Now, let us look at a functional macromolecule like an enzyme or a RNA with a space-filling molecular model, as that shown in figure 6: we see in fact that the enzyme molecule is a spatial continuum, there are no hole or discontinuity in the structure. The X-ray protein specialists assert that proteins are tightly packed as good molecular crystals. And this has an important consequence: that every perturbation in any part of the molecule can be transmitted to all parts of the ensemble. This may induce conformational changes which in turn may facilitate the change into a different biological activity. This is the basis of the enzymes’ cooperativity, and/or allosteric behaviour, the most sophisticated mechanisms of enzyme regulation. We don’t have the time here to enter in the details of this quite fascinating subject. Instead, let us resume the following “four good reasons why it is a good for an enzyme to be a macromolecule”, by looking at the active site.
Binding – a long chain can give rise to a high stability of the enzyme-substrate complex via non-covalent weak interactions.
Stereochemical complementarity – only with a long chain can tortuous walls be built, which permit the good fit of the substrate.
Microenvironment – a long chain can create its own environment for the reaction.

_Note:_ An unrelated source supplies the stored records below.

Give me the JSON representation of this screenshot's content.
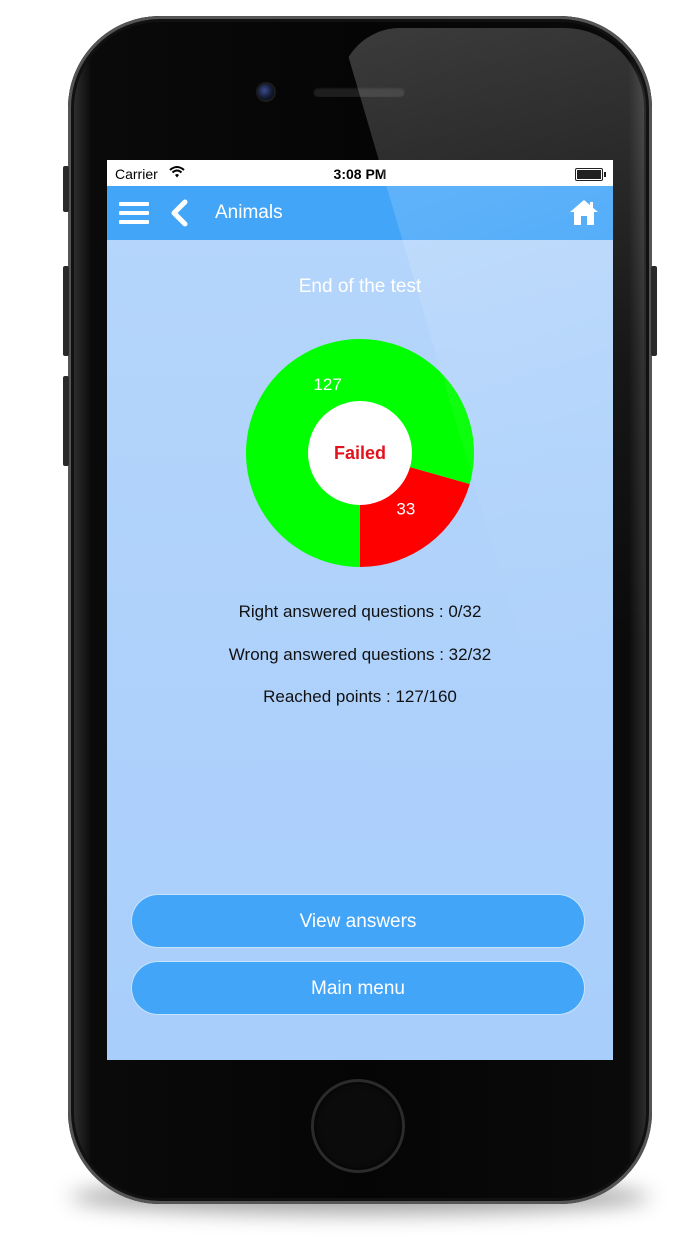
{
  "status_bar": {
    "carrier": "Carrier",
    "time": "3:08 PM"
  },
  "nav": {
    "title": "Animals",
    "icons": [
      "menu-icon",
      "back-icon",
      "home-icon"
    ]
  },
  "content": {
    "heading": "End of the test",
    "result_label": "Failed",
    "stats": {
      "right": "Right answered questions : 0/32",
      "wrong": "Wrong  answered questions : 32/32",
      "points": "Reached points : 127/160"
    }
  },
  "buttons": {
    "view_answers": "View answers",
    "main_menu": "Main menu"
  },
  "chart_data": {
    "type": "pie",
    "categories": [
      "127",
      "33"
    ],
    "values": [
      127,
      33
    ],
    "colors": [
      "#00ff00",
      "#ff0000"
    ],
    "center_label": "Failed"
  },
  "colors": {
    "nav_bar": "#43a5f8",
    "screen_background": "#b6d6fb",
    "button": "#43a5f8",
    "failed_text": "#e1141e"
  }
}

Forced proximity of active residues – the active residues may be far apart in the primary sequence, which permits a high degree of freedom for the final adjustments required for catalysis.
Let us move now away from the active site on the surface of the enzyme. This is the contact region with the environment, water for aqueous soluble proteins, “oily” for membrane proteins, and obvious the structure of this periphery must be such, to maintain the fit with the environment.

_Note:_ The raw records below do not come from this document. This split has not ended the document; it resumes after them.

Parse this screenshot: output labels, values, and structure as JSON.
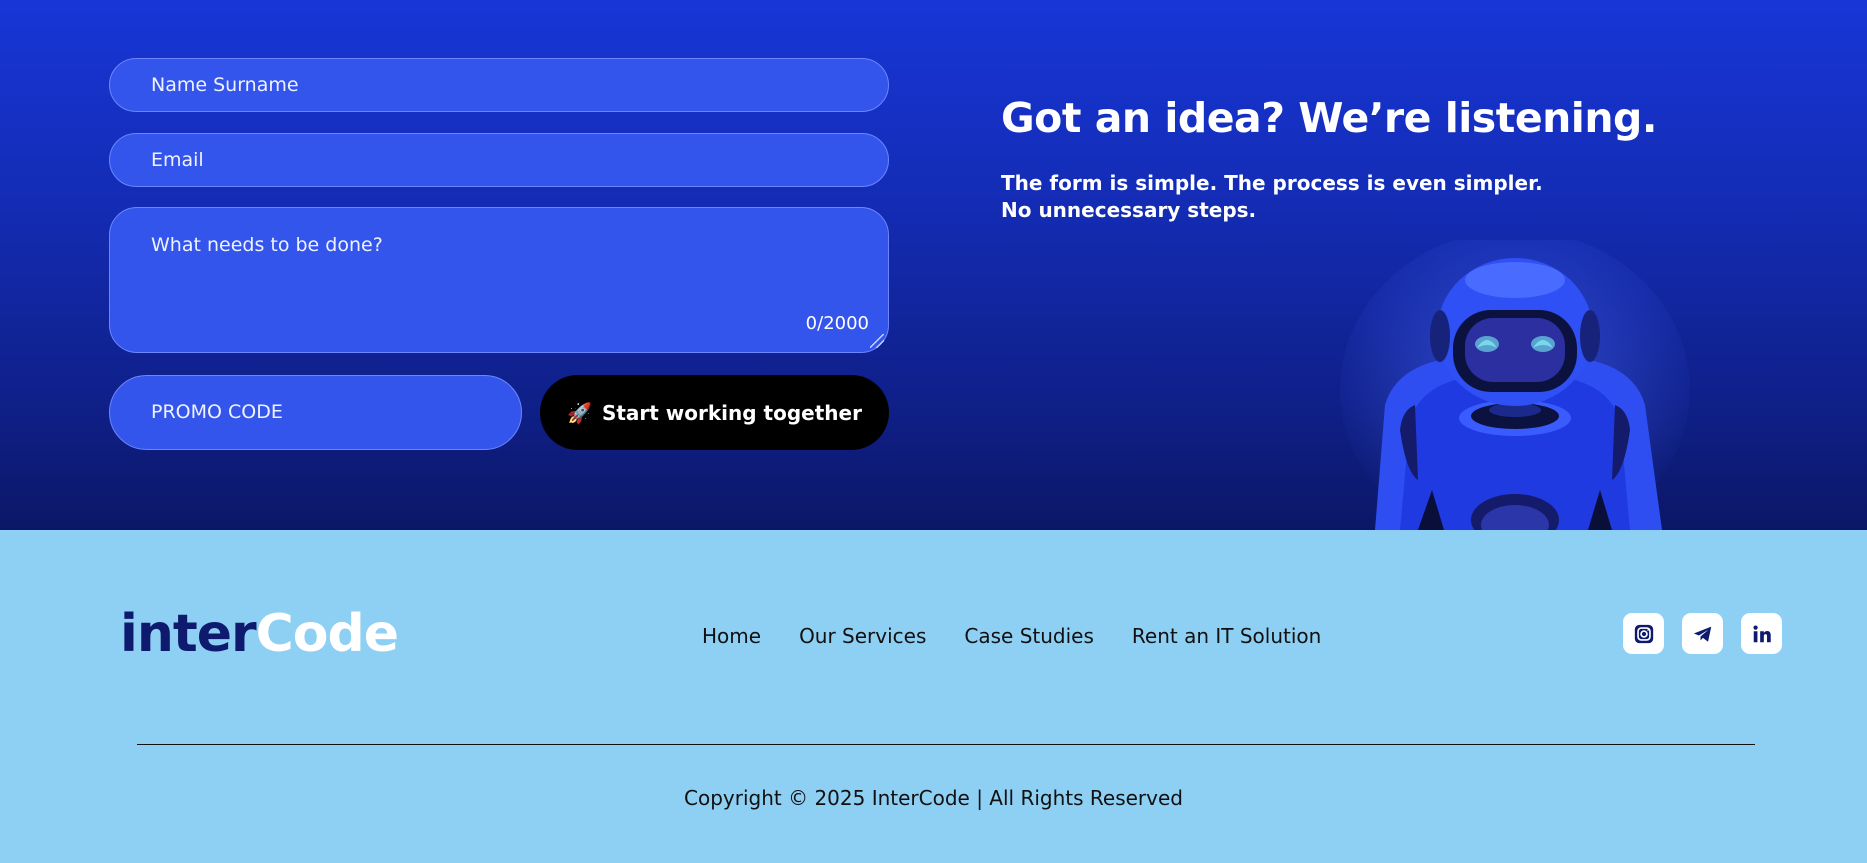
{
  "form": {
    "name_placeholder": "Name Surname",
    "email_placeholder": "Email",
    "message_placeholder": "What needs to be done?",
    "char_counter": "0/2000",
    "promo_placeholder": "PROMO CODE",
    "submit_label": "Start working together",
    "submit_icon": "🚀"
  },
  "hero": {
    "headline": "Got an idea? We’re listening.",
    "subline_1": "The form is simple. The process is even simpler.",
    "subline_2": "No unnecessary steps."
  },
  "footer": {
    "logo_part1": "inter",
    "logo_part2": "Code",
    "nav": [
      "Home",
      "Our Services",
      "Case Studies",
      "Rent an IT Solution"
    ],
    "socials": [
      "instagram-icon",
      "telegram-icon",
      "linkedin-icon"
    ],
    "copyright": "Copyright © 2025 InterCode | All Rights Reserved"
  },
  "colors": {
    "hero_top": "#1736d6",
    "hero_bottom": "#0b1766",
    "input_bg": "#3455ec",
    "footer_bg": "#8ecff4",
    "logo_dark": "#0d1a6e"
  }
}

The core of enzymes is generally “hydrophobic”, and generally, taken in isolation, would be insoluble in water. Therefore, this core must be surrounded by a hydrophilic layer, rich in negatively charged residues such as glutamate (with its –COO - group) and/or positively charged residues such as arginine or lysine (with their –NH3 + groups), to warrant solubility in water: additional “bits of information” are needed, which brings to a further enlargement of the macromolecule.
One could mention additional reasons, such as the multiple binding of more than one substrate (e.g. coenzymes), and the need of physical properties such as viscosity and hydrodynamic properties, but the general message is by now clear: an enzyme must perform many functions, has many chemical and physical properties, each of these necessitates a certain piece of structure, and many properties sum up in a long chain.
This question “why macromolecules” is part of a broader question in biology, which is: why in nature things are the way they are? Could have not been different? Usually, the analysis of this question ends up with the conclusion that yes, nature was right to do the way she did it. But in making this analysis, there is a lot that we are going to learn. More details on this argument (and related questions still open) can be found in my recent book, The Emergence of Life (2016).
P. L. Luisi, [On the Importance of Being a Polymer. Part One: The Synthetic World]. Wall Street International – Science & Technology, 23 June 2017.
P. L. Luisi, The Emergence of Life. From Chemical Origins to Synthetic Biology, 2nd Edn., Cambridge Univ. Press, 2016.
Read also the First Part.